In the copy of these records, include no pictures and change nothing else.

Material to process START

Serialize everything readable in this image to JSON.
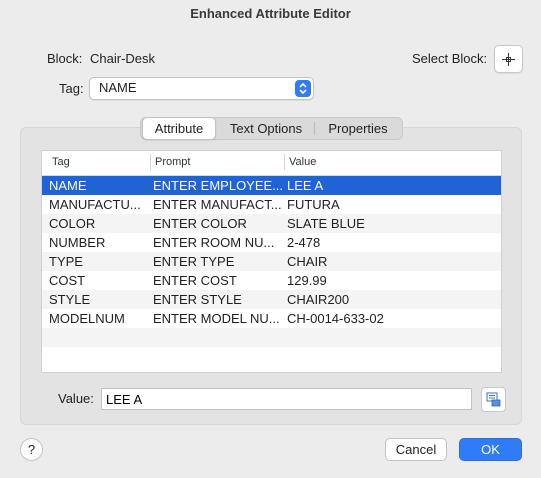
{
  "window": {
    "title": "Enhanced Attribute Editor"
  },
  "block": {
    "label": "Block:",
    "name": "Chair-Desk",
    "select_label": "Select Block:"
  },
  "tag": {
    "label": "Tag:",
    "selected": "NAME"
  },
  "tabs": [
    {
      "label": "Attribute",
      "active": true
    },
    {
      "label": "Text Options",
      "active": false
    },
    {
      "label": "Properties",
      "active": false
    }
  ],
  "table": {
    "columns": [
      "Tag",
      "Prompt",
      "Value"
    ],
    "rows": [
      {
        "tag": "NAME",
        "prompt": "ENTER EMPLOYEE...",
        "value": "LEE A",
        "selected": true
      },
      {
        "tag": "MANUFACTU...",
        "prompt": "ENTER MANUFACT...",
        "value": "FUTURA"
      },
      {
        "tag": "COLOR",
        "prompt": "ENTER COLOR",
        "value": "SLATE BLUE"
      },
      {
        "tag": "NUMBER",
        "prompt": "ENTER ROOM NU...",
        "value": "2-478"
      },
      {
        "tag": "TYPE",
        "prompt": "ENTER TYPE",
        "value": "CHAIR"
      },
      {
        "tag": "COST",
        "prompt": "ENTER COST",
        "value": "129.99"
      },
      {
        "tag": "STYLE",
        "prompt": "ENTER STYLE",
        "value": "CHAIR200"
      },
      {
        "tag": "MODELNUM",
        "prompt": "ENTER MODEL NU...",
        "value": "CH-0014-633-02"
      }
    ]
  },
  "value_field": {
    "label": "Value:",
    "value": "LEE A"
  },
  "buttons": {
    "help": "?",
    "cancel": "Cancel",
    "ok": "OK"
  },
  "colors": {
    "accent": "#2f7cf6",
    "selection": "#1f63d6"
  },
  "icons": {
    "select_block": "crosshair-icon",
    "tag_dropdown": "chevron-updown-icon",
    "field_editor": "field-editor-icon"
  }
}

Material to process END

▶ [Result of this task]:
Serialize everything readable in this image to JSON.
{
  "window": {
    "title": "Enhanced Attribute Editor"
  },
  "block": {
    "label": "Block:",
    "name": "Chair-Desk",
    "select_label": "Select Block:"
  },
  "tag": {
    "label": "Tag:",
    "selected": "NAME"
  },
  "tabs": [
    {
      "label": "Attribute",
      "active": true
    },
    {
      "label": "Text Options",
      "active": false
    },
    {
      "label": "Properties",
      "active": false
    }
  ],
  "table": {
    "columns": [
      "Tag",
      "Prompt",
      "Value"
    ],
    "rows": [
      {
        "tag": "NAME",
        "prompt": "ENTER EMPLOYEE...",
        "value": "LEE A",
        "selected": true
      },
      {
        "tag": "MANUFACTU...",
        "prompt": "ENTER MANUFACT...",
        "value": "FUTURA"
      },
      {
        "tag": "COLOR",
        "prompt": "ENTER COLOR",
        "value": "SLATE BLUE"
      },
      {
        "tag": "NUMBER",
        "prompt": "ENTER ROOM NU...",
        "value": "2-478"
      },
      {
        "tag": "TYPE",
        "prompt": "ENTER TYPE",
        "value": "CHAIR"
      },
      {
        "tag": "COST",
        "prompt": "ENTER COST",
        "value": "129.99"
      },
      {
        "tag": "STYLE",
        "prompt": "ENTER STYLE",
        "value": "CHAIR200"
      },
      {
        "tag": "MODELNUM",
        "prompt": "ENTER MODEL NU...",
        "value": "CH-0014-633-02"
      }
    ]
  },
  "value_field": {
    "label": "Value:",
    "value": "LEE A"
  },
  "buttons": {
    "help": "?",
    "cancel": "Cancel",
    "ok": "OK"
  },
  "colors": {
    "accent": "#2f7cf6",
    "selection": "#1f63d6"
  },
  "icons": {
    "select_block": "crosshair-icon",
    "tag_dropdown": "chevron-updown-icon",
    "field_editor": "field-editor-icon"
  }
}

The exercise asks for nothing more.